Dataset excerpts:
━━━

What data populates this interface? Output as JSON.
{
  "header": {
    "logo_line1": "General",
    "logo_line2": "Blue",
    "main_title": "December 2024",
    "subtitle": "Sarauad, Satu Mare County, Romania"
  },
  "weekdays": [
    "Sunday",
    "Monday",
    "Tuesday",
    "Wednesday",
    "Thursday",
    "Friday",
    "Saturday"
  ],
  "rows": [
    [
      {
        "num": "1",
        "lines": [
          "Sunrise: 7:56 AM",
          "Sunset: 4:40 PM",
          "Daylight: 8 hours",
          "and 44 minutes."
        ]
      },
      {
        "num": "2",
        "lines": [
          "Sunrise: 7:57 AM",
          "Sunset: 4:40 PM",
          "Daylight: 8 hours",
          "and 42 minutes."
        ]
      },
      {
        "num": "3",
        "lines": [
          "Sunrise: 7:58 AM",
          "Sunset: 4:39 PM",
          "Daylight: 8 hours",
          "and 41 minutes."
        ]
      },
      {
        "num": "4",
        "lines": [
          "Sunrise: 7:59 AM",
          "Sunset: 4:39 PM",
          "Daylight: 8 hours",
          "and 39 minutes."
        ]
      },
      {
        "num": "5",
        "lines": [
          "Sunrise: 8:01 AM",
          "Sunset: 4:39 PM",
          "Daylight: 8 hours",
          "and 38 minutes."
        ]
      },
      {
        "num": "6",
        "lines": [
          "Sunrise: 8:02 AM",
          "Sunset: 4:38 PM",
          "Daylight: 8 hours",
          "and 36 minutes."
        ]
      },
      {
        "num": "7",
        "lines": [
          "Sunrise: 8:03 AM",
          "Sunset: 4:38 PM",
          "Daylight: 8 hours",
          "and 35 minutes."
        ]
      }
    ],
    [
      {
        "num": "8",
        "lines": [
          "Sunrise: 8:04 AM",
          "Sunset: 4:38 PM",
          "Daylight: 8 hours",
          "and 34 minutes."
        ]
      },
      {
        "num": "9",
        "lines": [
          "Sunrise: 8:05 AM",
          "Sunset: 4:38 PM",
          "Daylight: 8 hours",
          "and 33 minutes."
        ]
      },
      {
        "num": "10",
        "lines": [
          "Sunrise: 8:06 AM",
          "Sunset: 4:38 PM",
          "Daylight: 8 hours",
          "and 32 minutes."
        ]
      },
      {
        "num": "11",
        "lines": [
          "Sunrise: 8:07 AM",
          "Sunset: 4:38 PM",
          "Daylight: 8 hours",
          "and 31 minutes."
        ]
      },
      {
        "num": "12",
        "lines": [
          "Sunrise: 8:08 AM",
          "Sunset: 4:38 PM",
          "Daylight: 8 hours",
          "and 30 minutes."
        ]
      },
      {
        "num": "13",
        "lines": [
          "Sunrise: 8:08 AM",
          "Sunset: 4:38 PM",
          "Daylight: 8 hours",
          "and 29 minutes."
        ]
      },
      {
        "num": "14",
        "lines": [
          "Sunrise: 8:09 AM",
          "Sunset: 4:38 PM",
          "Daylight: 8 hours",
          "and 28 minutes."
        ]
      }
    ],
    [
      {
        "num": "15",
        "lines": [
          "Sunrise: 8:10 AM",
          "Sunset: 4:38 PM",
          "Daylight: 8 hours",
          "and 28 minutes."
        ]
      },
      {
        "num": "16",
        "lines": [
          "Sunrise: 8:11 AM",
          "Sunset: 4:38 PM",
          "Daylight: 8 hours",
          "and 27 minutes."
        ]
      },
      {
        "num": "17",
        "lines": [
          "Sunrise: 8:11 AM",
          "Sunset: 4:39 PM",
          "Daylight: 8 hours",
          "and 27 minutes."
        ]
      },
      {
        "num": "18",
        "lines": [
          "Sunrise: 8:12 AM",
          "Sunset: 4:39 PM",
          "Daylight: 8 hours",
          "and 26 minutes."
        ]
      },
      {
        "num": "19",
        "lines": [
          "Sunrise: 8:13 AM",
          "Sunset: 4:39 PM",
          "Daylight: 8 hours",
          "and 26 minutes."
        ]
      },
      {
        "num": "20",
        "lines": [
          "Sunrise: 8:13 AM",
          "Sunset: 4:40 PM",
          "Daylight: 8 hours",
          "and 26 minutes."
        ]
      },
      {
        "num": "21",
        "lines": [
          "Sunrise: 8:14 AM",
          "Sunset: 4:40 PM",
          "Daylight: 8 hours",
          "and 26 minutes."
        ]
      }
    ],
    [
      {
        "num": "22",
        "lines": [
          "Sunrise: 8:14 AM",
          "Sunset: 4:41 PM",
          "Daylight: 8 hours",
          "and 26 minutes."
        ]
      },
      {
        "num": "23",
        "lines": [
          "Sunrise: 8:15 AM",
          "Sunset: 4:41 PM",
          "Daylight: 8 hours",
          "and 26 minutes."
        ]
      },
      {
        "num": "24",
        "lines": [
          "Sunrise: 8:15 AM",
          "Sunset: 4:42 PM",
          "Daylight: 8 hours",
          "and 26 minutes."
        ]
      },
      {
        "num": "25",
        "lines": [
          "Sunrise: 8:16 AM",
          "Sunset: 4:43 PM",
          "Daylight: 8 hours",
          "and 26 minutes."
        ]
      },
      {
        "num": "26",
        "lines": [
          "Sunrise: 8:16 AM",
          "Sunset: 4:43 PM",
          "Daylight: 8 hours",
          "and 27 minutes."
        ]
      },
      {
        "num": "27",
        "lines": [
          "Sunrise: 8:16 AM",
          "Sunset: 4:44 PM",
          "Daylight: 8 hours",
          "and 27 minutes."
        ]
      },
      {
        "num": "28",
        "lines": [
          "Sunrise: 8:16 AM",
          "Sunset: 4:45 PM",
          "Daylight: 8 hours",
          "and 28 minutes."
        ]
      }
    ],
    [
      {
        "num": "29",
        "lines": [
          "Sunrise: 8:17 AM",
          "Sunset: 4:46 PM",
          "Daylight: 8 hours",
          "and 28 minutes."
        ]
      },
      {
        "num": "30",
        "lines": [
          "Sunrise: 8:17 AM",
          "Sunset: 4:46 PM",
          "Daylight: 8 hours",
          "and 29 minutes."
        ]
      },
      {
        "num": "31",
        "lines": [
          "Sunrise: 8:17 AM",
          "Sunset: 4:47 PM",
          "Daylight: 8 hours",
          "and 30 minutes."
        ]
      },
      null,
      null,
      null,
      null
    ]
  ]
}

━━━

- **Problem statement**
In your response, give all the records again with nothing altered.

- **Written response**
What data populates this interface? Output as JSON.
{
  "header": {
    "logo_line1": "General",
    "logo_line2": "Blue",
    "main_title": "December 2024",
    "subtitle": "Sarauad, Satu Mare County, Romania"
  },
  "weekdays": [
    "Sunday",
    "Monday",
    "Tuesday",
    "Wednesday",
    "Thursday",
    "Friday",
    "Saturday"
  ],
  "rows": [
    [
      {
        "num": "1",
        "lines": [
          "Sunrise: 7:56 AM",
          "Sunset: 4:40 PM",
          "Daylight: 8 hours",
          "and 44 minutes."
        ]
      },
      {
        "num": "2",
        "lines": [
          "Sunrise: 7:57 AM",
          "Sunset: 4:40 PM",
          "Daylight: 8 hours",
          "and 42 minutes."
        ]
      },
      {
        "num": "3",
        "lines": [
          "Sunrise: 7:58 AM",
          "Sunset: 4:39 PM",
          "Daylight: 8 hours",
          "and 41 minutes."
        ]
      },
      {
        "num": "4",
        "lines": [
          "Sunrise: 7:59 AM",
          "Sunset: 4:39 PM",
          "Daylight: 8 hours",
          "and 39 minutes."
        ]
      },
      {
        "num": "5",
        "lines": [
          "Sunrise: 8:01 AM",
          "Sunset: 4:39 PM",
          "Daylight: 8 hours",
          "and 38 minutes."
        ]
      },
      {
        "num": "6",
        "lines": [
          "Sunrise: 8:02 AM",
          "Sunset: 4:38 PM",
          "Daylight: 8 hours",
          "and 36 minutes."
        ]
      },
      {
        "num": "7",
        "lines": [
          "Sunrise: 8:03 AM",
          "Sunset: 4:38 PM",
          "Daylight: 8 hours",
          "and 35 minutes."
        ]
      }
    ],
    [
      {
        "num": "8",
        "lines": [
          "Sunrise: 8:04 AM",
          "Sunset: 4:38 PM",
          "Daylight: 8 hours",
          "and 34 minutes."
        ]
      },
      {
        "num": "9",
        "lines": [
          "Sunrise: 8:05 AM",
          "Sunset: 4:38 PM",
          "Daylight: 8 hours",
          "and 33 minutes."
        ]
      },
      {
        "num": "10",
        "lines": [
          "Sunrise: 8:06 AM",
          "Sunset: 4:38 PM",
          "Daylight: 8 hours",
          "and 32 minutes."
        ]
      },
      {
        "num": "11",
        "lines": [
          "Sunrise: 8:07 AM",
          "Sunset: 4:38 PM",
          "Daylight: 8 hours",
          "and 31 minutes."
        ]
      },
      {
        "num": "12",
        "lines": [
          "Sunrise: 8:08 AM",
          "Sunset: 4:38 PM",
          "Daylight: 8 hours",
          "and 30 minutes."
        ]
      },
      {
        "num": "13",
        "lines": [
          "Sunrise: 8:08 AM",
          "Sunset: 4:38 PM",
          "Daylight: 8 hours",
          "and 29 minutes."
        ]
      },
      {
        "num": "14",
        "lines": [
          "Sunrise: 8:09 AM",
          "Sunset: 4:38 PM",
          "Daylight: 8 hours",
          "and 28 minutes."
        ]
      }
    ],
    [
      {
        "num": "15",
        "lines": [
          "Sunrise: 8:10 AM",
          "Sunset: 4:38 PM",
          "Daylight: 8 hours",
          "and 28 minutes."
        ]
      },
      {
        "num": "16",
        "lines": [
          "Sunrise: 8:11 AM",
          "Sunset: 4:38 PM",
          "Daylight: 8 hours",
          "and 27 minutes."
        ]
      },
      {
        "num": "17",
        "lines": [
          "Sunrise: 8:11 AM",
          "Sunset: 4:39 PM",
          "Daylight: 8 hours",
          "and 27 minutes."
        ]
      },
      {
        "num": "18",
        "lines": [
          "Sunrise: 8:12 AM",
          "Sunset: 4:39 PM",
          "Daylight: 8 hours",
          "and 26 minutes."
        ]
      },
      {
        "num": "19",
        "lines": [
          "Sunrise: 8:13 AM",
          "Sunset: 4:39 PM",
          "Daylight: 8 hours",
          "and 26 minutes."
        ]
      },
      {
        "num": "20",
        "lines": [
          "Sunrise: 8:13 AM",
          "Sunset: 4:40 PM",
          "Daylight: 8 hours",
          "and 26 minutes."
        ]
      },
      {
        "num": "21",
        "lines": [
          "Sunrise: 8:14 AM",
          "Sunset: 4:40 PM",
          "Daylight: 8 hours",
          "and 26 minutes."
        ]
      }
    ],
    [
      {
        "num": "22",
        "lines": [
          "Sunrise: 8:14 AM",
          "Sunset: 4:41 PM",
          "Daylight: 8 hours",
          "and 26 minutes."
        ]
      },
      {
        "num": "23",
        "lines": [
          "Sunrise: 8:15 AM",
          "Sunset: 4:41 PM",
          "Daylight: 8 hours",
          "and 26 minutes."
        ]
      },
      {
        "num": "24",
        "lines": [
          "Sunrise: 8:15 AM",
          "Sunset: 4:42 PM",
          "Daylight: 8 hours",
          "and 26 minutes."
        ]
      },
      {
        "num": "25",
        "lines": [
          "Sunrise: 8:16 AM",
          "Sunset: 4:43 PM",
          "Daylight: 8 hours",
          "and 26 minutes."
        ]
      },
      {
        "num": "26",
        "lines": [
          "Sunrise: 8:16 AM",
          "Sunset: 4:43 PM",
          "Daylight: 8 hours",
          "and 27 minutes."
        ]
      },
      {
        "num": "27",
        "lines": [
          "Sunrise: 8:16 AM",
          "Sunset: 4:44 PM",
          "Daylight: 8 hours",
          "and 27 minutes."
        ]
      },
      {
        "num": "28",
        "lines": [
          "Sunrise: 8:16 AM",
          "Sunset: 4:45 PM",
          "Daylight: 8 hours",
          "and 28 minutes."
        ]
      }
    ],
    [
      {
        "num": "29",
        "lines": [
          "Sunrise: 8:17 AM",
          "Sunset: 4:46 PM",
          "Daylight: 8 hours",
          "and 28 minutes."
        ]
      },
      {
        "num": "30",
        "lines": [
          "Sunrise: 8:17 AM",
          "Sunset: 4:46 PM",
          "Daylight: 8 hours",
          "and 29 minutes."
        ]
      },
      {
        "num": "31",
        "lines": [
          "Sunrise: 8:17 AM",
          "Sunset: 4:47 PM",
          "Daylight: 8 hours",
          "and 30 minutes."
        ]
      },
      null,
      null,
      null,
      null
    ]
  ]
}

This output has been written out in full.